 E\left[ \Lambda(n+1) \right] = \Lambda(n) + \frac{\mu^2 E\left[|e(n)|^2\right]}{\mathbf{x}^H(n)\mathbf{x}(n)} - \frac{2 \mu E\left[|r(n)|^2\right]}{\mathbf{x}^H(n)\mathbf{x}(n)}

The optimal learning rate is found at \frac{dE\left[ \Lambda(n+1) \right]}{d\mu} = 0 , which leads to:

2 \mu E\left[|e(n)|^2\right] - 2 E\left[|r(n)|^2\right] = 0
\mu = \frac{E\left[|r(n)|^2\right]}{E\left[|e(n)|^2\right]}

See also[edit]
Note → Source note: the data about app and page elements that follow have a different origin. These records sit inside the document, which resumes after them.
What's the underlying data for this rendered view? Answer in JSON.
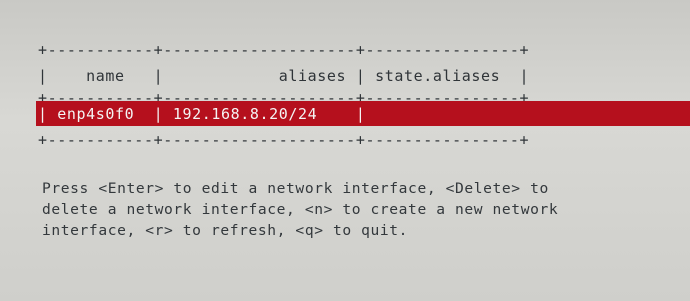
{
  "table": {
    "border_top": "+-----------+--------------------+----------------+",
    "border_header": "+-----------+--------------------+----------------+",
    "border_bottom": "+-----------+--------------------+----------------+",
    "header_line": "|    name   |            aliases | state.aliases  |",
    "columns": [
      "name",
      "aliases",
      "state.aliases"
    ],
    "rows": [
      {
        "line": "| enp4s0f0  | 192.168.8.20/24    |",
        "name": "enp4s0f0",
        "aliases": "192.168.8.20/24",
        "state_aliases": ""
      }
    ]
  },
  "help": {
    "line1": "Press <Enter> to edit a network interface, <Delete> to",
    "line2": "delete a network interface, <n> to create a new network",
    "line3": "interface, <r> to refresh, <q> to quit."
  },
  "colors": {
    "background": "#d4d4d0",
    "highlight": "#b5101d",
    "text": "#2f3438",
    "highlight_text": "#f4f4f4"
  }
}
  • Monson H. Hayes: Statistical Digital Signal Processing and Modeling, Wiley, 1996, ISBN 0-471-59431-8
  • Simon Haykin: Adaptive Filter Theory, Prentice Hall, 2002, ISBN 0-13-048434-2
  • Simon S. Haykin, Bernard Widrow (Editor): Least-Mean-Square Adaptive Filters, Wiley, 2003, ISBN 0-471-21570-8
  • Bernard Widrow, Samuel D. Stearns: Adaptive Signal Processing, Prentice Hall, 1985, ISBN 0-13-004029-0
  • Weifeng Liu, Jose Principe and Simon Haykin: Kernel Adaptive Filtering: A Comprehensive Introduction, John Wiley, 2010, ISBN 0-470-44753-2
  • Paulo S.R. Diniz: Adaptive Filtering: Algorithms and Practical Implementation, Kluwer Academic Publishers, 1997, ISBN 0-7923-9912-9

External links[edit]